How do you protect your camera underwater?
I put my camera in a large balloon and hope for the best….
I am currently using SPL waterhousing. It’s meant for surf photographers, but it’s working for me so far! I don’t have full access to all of the controls of my camera, which I am getting used to, but I’m learning to work with what I have. Last year, I was putting my camera in a DiCAPac bag and saying a little prayer every time I put it underwater. I wanted something that I could trust more and something where the port didn’t show in every single image, so I started researching for housing this year. Earlier this year, I won a settlement after finding out that 20 of my images had been stolen and used to stage a million dollar home. I used that extra “income” to purchase my housing.
And I can’t emphasize this enough: if I didn’t have my gear insured for water damage, I would not be putting my camera underwater. No way. No how.
Can you tell us what’s different about shooting underwater? How does light, focus change?
There’s a lot that is different about shooting underwater. The rules of gravity do not apply, and apparently my butt is very buoyant! I also don’t have the best lung capacity yet, so am constantly coming back up for more air. I do sometimes use a snorkel, but sometimes I’m going lower than the snorkel will allow, so it doesn’t work. To me, one of the things that’s most different about shooting underwater is the pure joy that I feel when I’m doing it. I just love going underwater and looking around. There’s a peace that takes over me, and truly, I feel so deeply happy. Light still matters when you’re underwater, and I’m finding that I prefer to shoot in the morning or late afternoon, when the sun isn’t directly overhead. Backlighting is still my favorite regardless of being on land or in the water. It adds a whole new level of awesome.
Focusing can be challenging because your camera could easily grab focus on bubbles or something. I find that stopping down to a smaller aperture helps me to keep decent focus, but this is still a work in progress for me.
Who are some of your favorite photographers?
My dad is probably my favorite photographer. His images constantly wow me. I wish he’d hurry up and get a website so I can brag about him. He is always pushing the envelope and trying different things, which I really appreciate. He’s an inspiration to me, not only as a photographer, but as a human being. I love my dad beyond words.
Describe your ideal session.
Well, since I don’t currently take clients, an ideal session would be shooting my kids and husband in the water, either in a pool or in the ocean, with beautiful light and color.
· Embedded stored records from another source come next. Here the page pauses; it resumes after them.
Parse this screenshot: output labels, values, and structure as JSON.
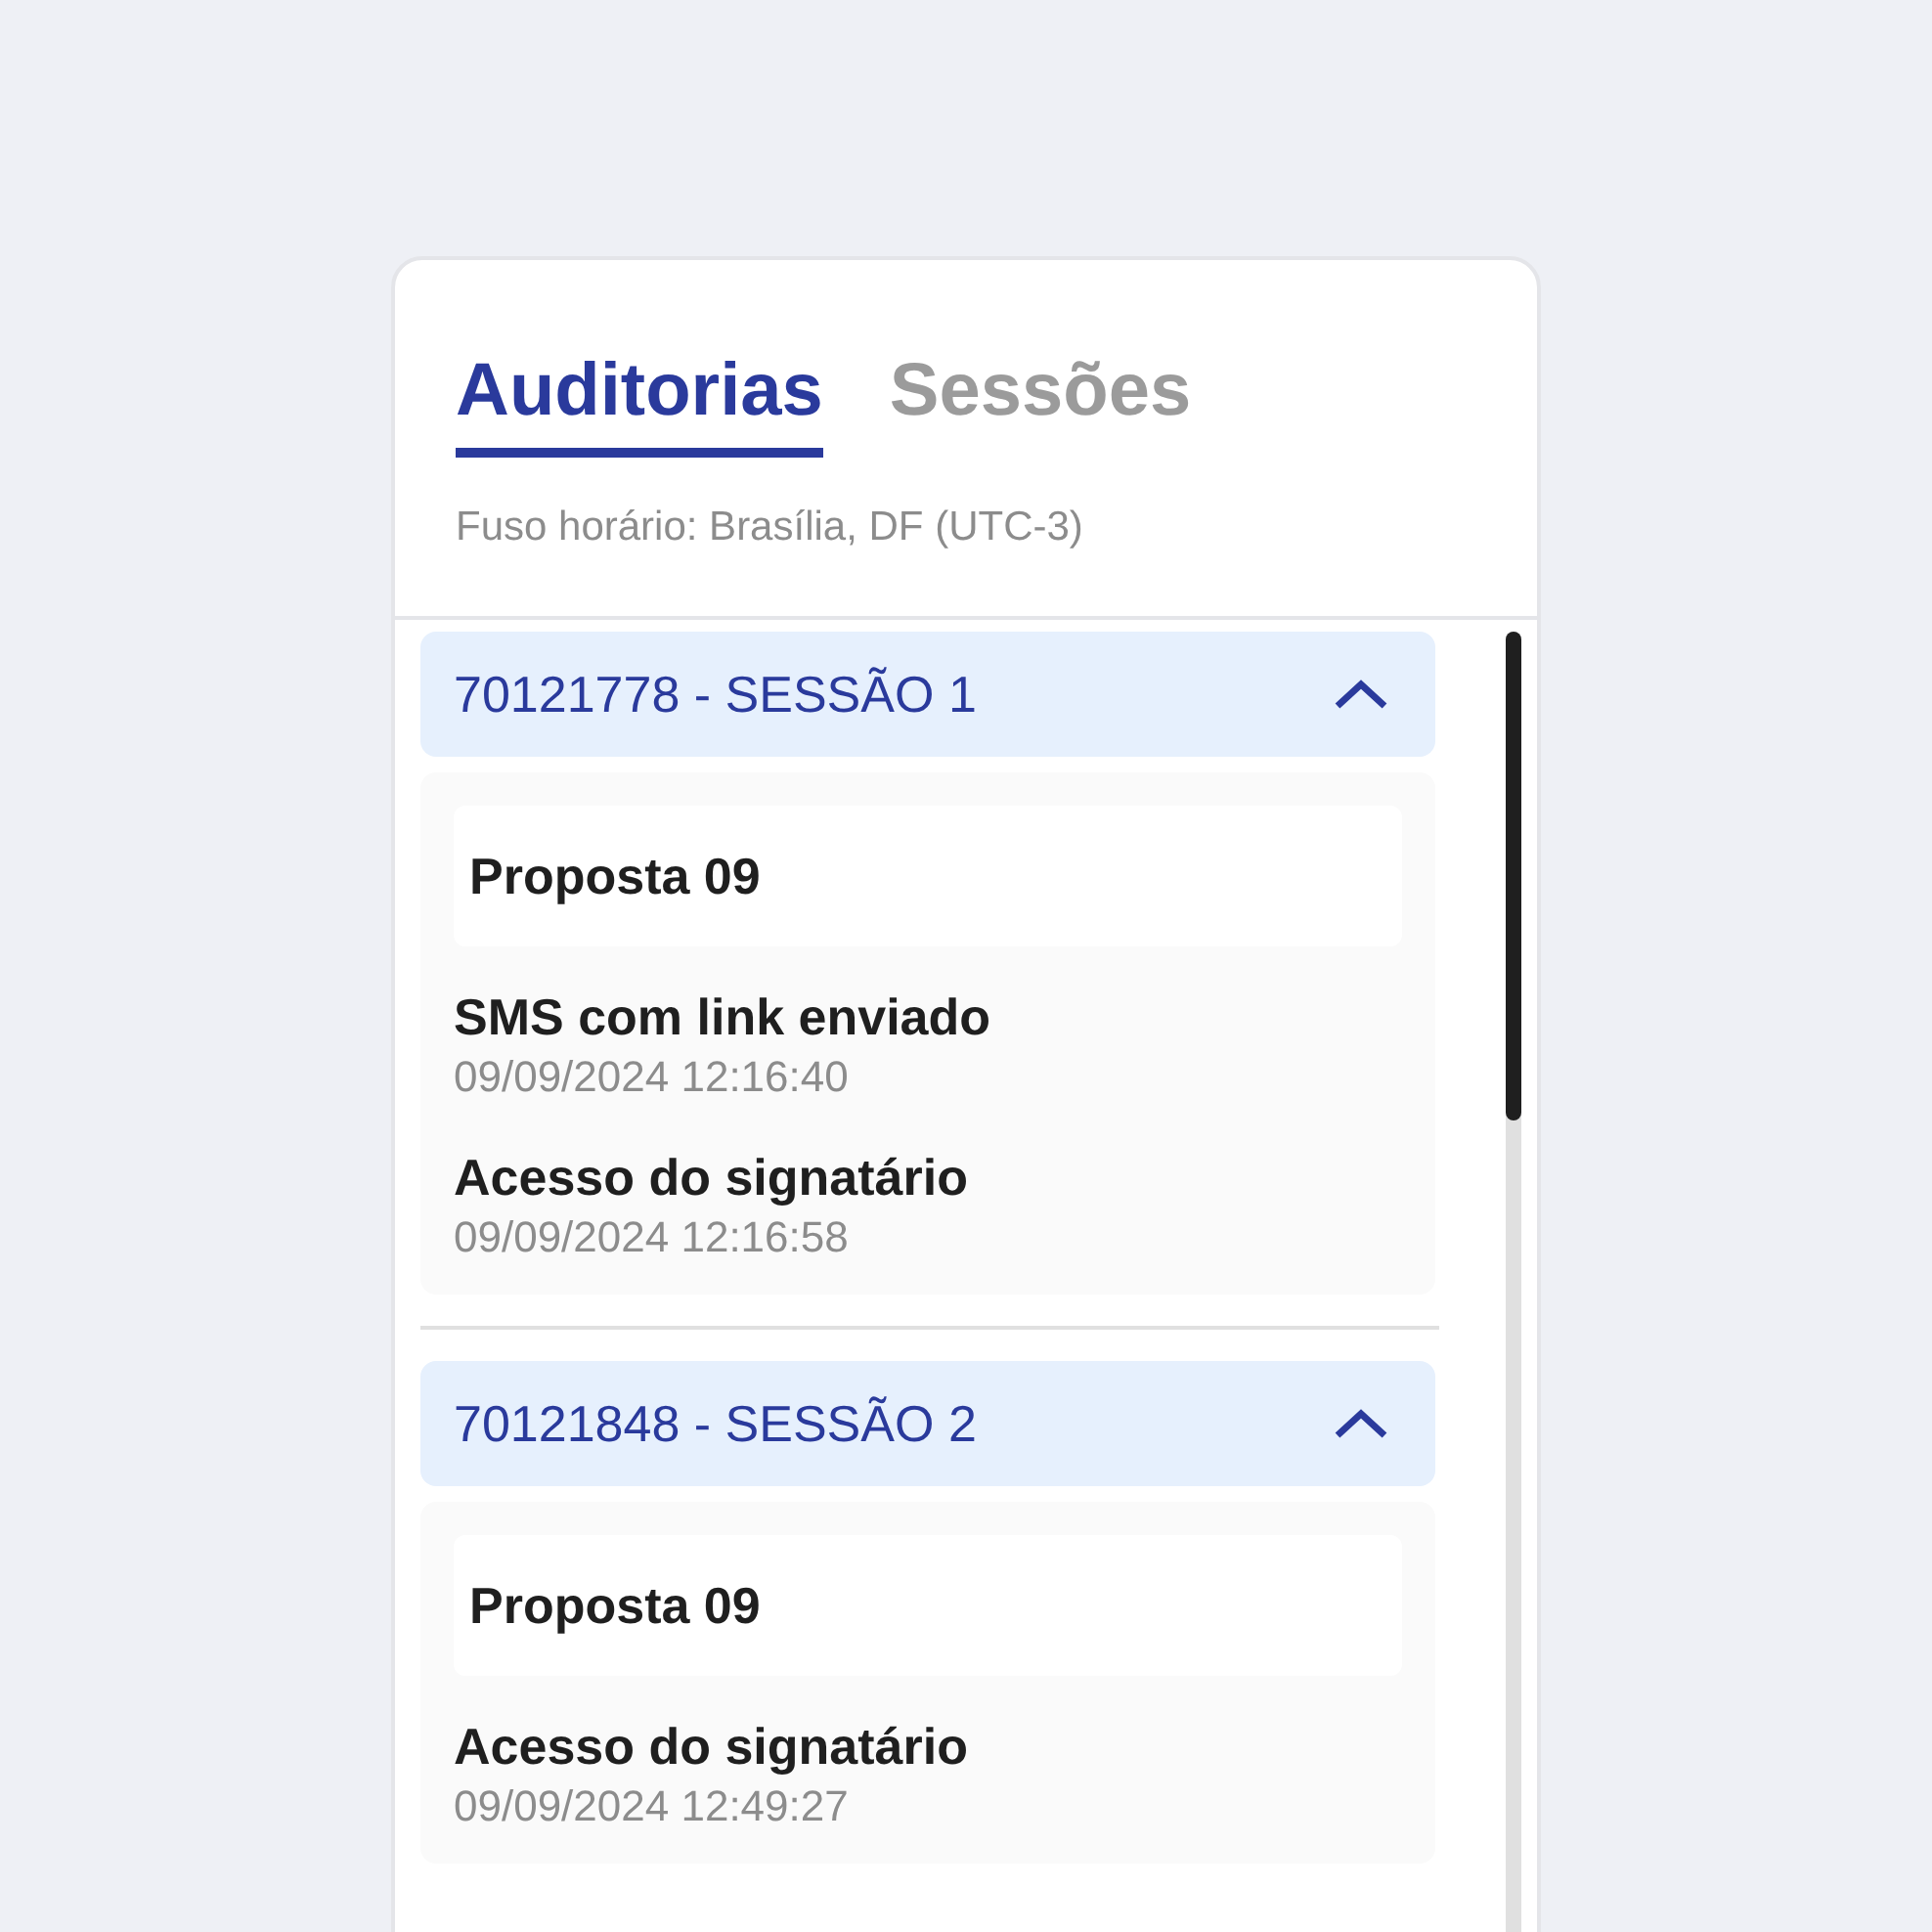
{
  "tabs": [
    {
      "label": "Auditorias",
      "selected": true
    },
    {
      "label": "Sessões",
      "selected": false
    }
  ],
  "timezone": "Fuso horário: Brasília, DF (UTC-3)",
  "sessions": [
    {
      "title": "70121778 - SESSÃO 1",
      "expanded": true,
      "proposal": "Proposta 09",
      "events": [
        {
          "title": "SMS com link enviado",
          "time": "09/09/2024 12:16:40"
        },
        {
          "title": "Acesso do signatário",
          "time": "09/09/2024 12:16:58"
        }
      ]
    },
    {
      "title": "70121848 - SESSÃO 2",
      "expanded": true,
      "proposal": "Proposta 09",
      "events": [
        {
          "title": "Acesso do signatário",
          "time": "09/09/2024 12:49:27"
        }
      ]
    }
  ]
}
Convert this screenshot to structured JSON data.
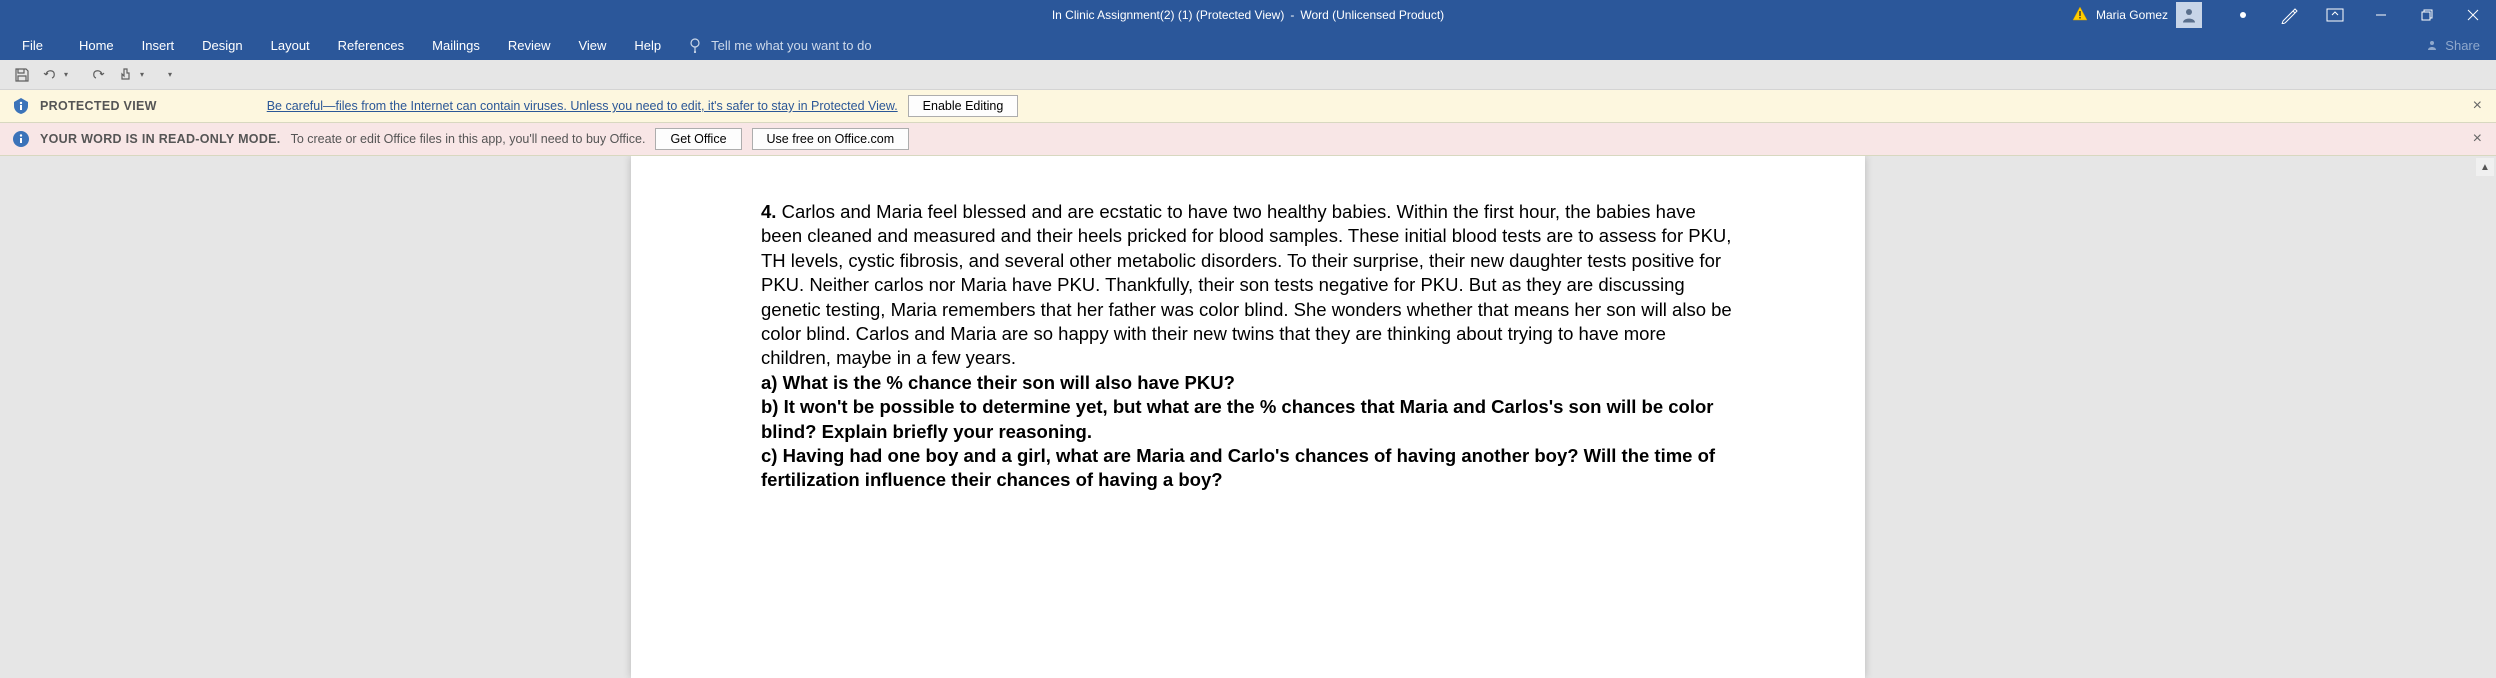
{
  "title": {
    "docname": "In Clinic Assignment(2) (1) (Protected View)",
    "dash": "  -  ",
    "app": "Word (Unlicensed Product)"
  },
  "user": {
    "name": "Maria Gomez"
  },
  "tabs": {
    "file": "File",
    "home": "Home",
    "insert": "Insert",
    "design": "Design",
    "layout": "Layout",
    "references": "References",
    "mailings": "Mailings",
    "review": "Review",
    "view": "View",
    "help": "Help",
    "tellme": "Tell me what you want to do",
    "share": "Share"
  },
  "msg1": {
    "label": "PROTECTED VIEW",
    "text": "Be careful—files from the Internet can contain viruses. Unless you need to edit, it's safer to stay in Protected View.",
    "btn": "Enable Editing"
  },
  "msg2": {
    "label": "YOUR WORD IS IN READ-ONLY MODE.",
    "text": "To create or edit Office files in this app, you'll need to buy Office.",
    "btn1": "Get Office",
    "btn2": "Use free on Office.com"
  },
  "doc": {
    "q4num": "4. ",
    "q4body": "Carlos and Maria feel blessed and are ecstatic to have two healthy babies. Within the first hour, the babies have been cleaned and measured and their heels pricked for blood samples. These initial blood tests are to assess for PKU, TH levels, cystic fibrosis, and several other metabolic disorders. To their surprise, their new daughter tests positive for PKU. Neither carlos nor Maria have PKU. Thankfully, their son tests negative for PKU. But as they are discussing genetic testing, Maria remembers that her father was color blind. She wonders whether that means her son will also be color blind. Carlos and Maria are so happy with their new twins that they are thinking about trying to have more children, maybe in a few years.",
    "qa": "a) What is the % chance their son will also have PKU?",
    "qb": "b) It won't be possible to determine yet, but what are the % chances that Maria and Carlos's son will be color blind? Explain briefly your reasoning.",
    "qc": "c) Having had one boy and a girl, what are Maria and Carlo's chances of having another boy? Will the time of fertilization influence their chances of having a boy?"
  }
}
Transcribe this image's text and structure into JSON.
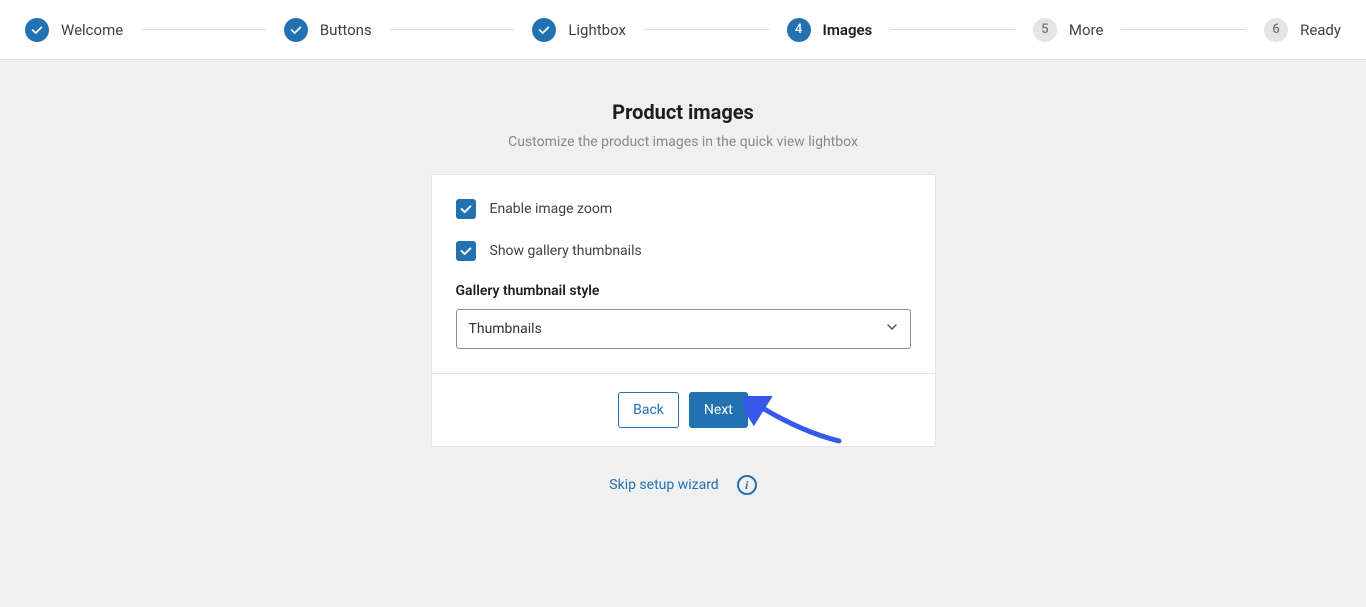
{
  "stepper": {
    "steps": [
      {
        "label": "Welcome",
        "state": "done"
      },
      {
        "label": "Buttons",
        "state": "done"
      },
      {
        "label": "Lightbox",
        "state": "done"
      },
      {
        "label": "Images",
        "state": "active",
        "num": "4"
      },
      {
        "label": "More",
        "state": "pending",
        "num": "5"
      },
      {
        "label": "Ready",
        "state": "pending",
        "num": "6"
      }
    ]
  },
  "page": {
    "title": "Product images",
    "subtitle": "Customize the product images in the quick view lightbox"
  },
  "form": {
    "enable_zoom_label": "Enable image zoom",
    "show_thumbs_label": "Show gallery thumbnails",
    "gallery_style_label": "Gallery thumbnail style",
    "gallery_style_value": "Thumbnails"
  },
  "buttons": {
    "back": "Back",
    "next": "Next"
  },
  "footer": {
    "skip": "Skip setup wizard"
  },
  "colors": {
    "primary": "#2271b1",
    "arrow": "#3858e9"
  }
}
We are going to Hawaii this summer, and I am hopeful that I will come home with some images that make my heart soar.